> [Directions for this task] Search the data for the word "your" and copy each line that has it.
Records for this task Start Marker
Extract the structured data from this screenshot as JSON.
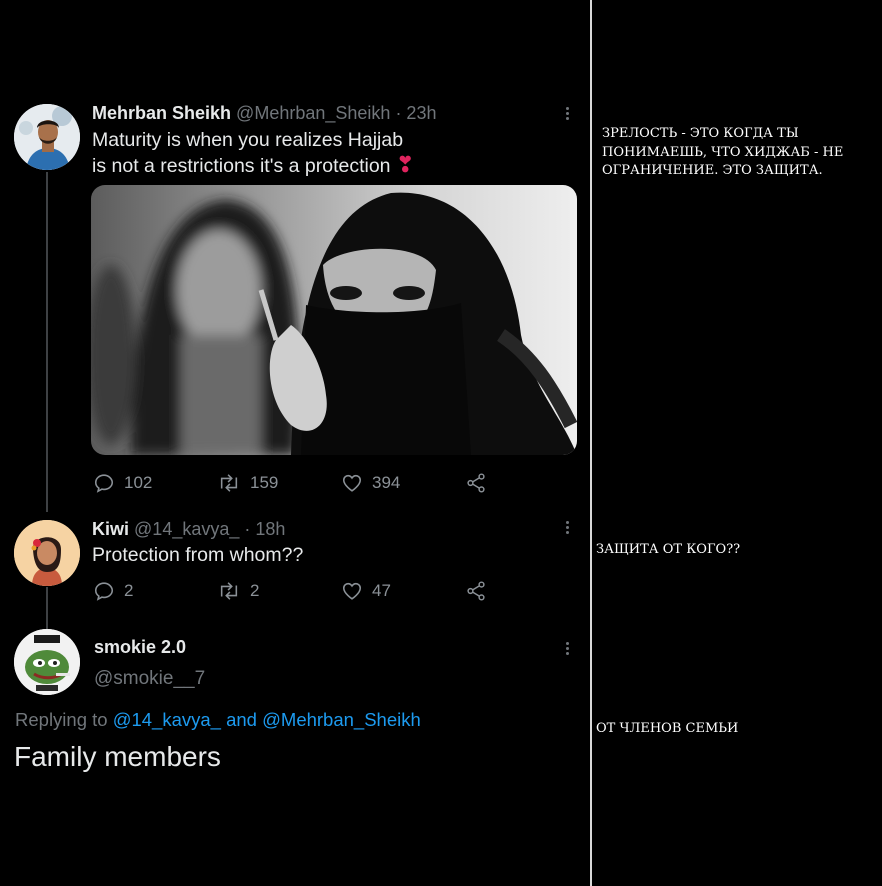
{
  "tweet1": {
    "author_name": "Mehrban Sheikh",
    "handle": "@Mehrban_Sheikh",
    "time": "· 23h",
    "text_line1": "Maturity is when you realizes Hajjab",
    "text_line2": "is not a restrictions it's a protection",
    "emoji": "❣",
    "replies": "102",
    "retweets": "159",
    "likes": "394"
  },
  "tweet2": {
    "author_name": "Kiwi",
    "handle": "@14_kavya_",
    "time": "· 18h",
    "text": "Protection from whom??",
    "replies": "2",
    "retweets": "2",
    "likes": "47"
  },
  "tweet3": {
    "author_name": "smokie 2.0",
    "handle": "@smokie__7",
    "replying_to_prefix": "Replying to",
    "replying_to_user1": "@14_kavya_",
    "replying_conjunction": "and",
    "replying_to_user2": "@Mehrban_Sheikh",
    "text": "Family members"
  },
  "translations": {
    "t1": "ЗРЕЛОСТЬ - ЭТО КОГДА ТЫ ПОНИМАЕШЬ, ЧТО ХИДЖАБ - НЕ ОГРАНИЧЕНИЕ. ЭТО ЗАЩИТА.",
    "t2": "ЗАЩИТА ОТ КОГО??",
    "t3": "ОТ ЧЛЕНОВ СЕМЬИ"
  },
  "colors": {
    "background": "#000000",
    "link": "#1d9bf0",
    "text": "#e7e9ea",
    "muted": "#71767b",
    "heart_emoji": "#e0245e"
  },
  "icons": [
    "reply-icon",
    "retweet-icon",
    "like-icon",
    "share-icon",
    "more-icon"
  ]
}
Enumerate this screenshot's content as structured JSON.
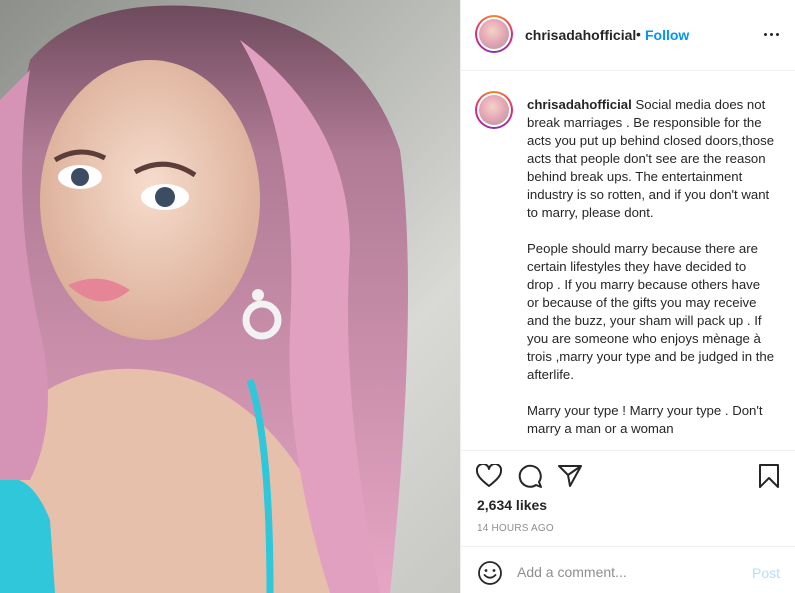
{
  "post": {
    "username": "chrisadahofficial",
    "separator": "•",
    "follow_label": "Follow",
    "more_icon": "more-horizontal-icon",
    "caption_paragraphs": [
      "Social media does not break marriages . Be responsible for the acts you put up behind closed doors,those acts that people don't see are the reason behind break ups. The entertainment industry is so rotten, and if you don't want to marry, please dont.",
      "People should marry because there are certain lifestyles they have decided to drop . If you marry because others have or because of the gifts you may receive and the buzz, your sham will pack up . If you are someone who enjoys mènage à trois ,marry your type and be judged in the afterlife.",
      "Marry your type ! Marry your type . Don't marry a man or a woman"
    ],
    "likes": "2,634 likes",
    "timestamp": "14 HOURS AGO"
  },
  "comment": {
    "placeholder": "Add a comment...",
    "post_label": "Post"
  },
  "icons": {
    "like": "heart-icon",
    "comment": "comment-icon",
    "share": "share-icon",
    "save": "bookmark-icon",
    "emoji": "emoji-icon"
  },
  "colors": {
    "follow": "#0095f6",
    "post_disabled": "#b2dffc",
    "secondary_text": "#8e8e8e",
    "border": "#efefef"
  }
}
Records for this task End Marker
> [Response area]
      "People should marry because there are certain lifestyles they have decided to drop . If you marry because others have or because of the gifts you may receive and the buzz, your sham will pack up . If you are someone who enjoys mènage à trois ,marry your type and be judged in the afterlife.",
      "Marry your type ! Marry your type . Don't marry a man or a woman"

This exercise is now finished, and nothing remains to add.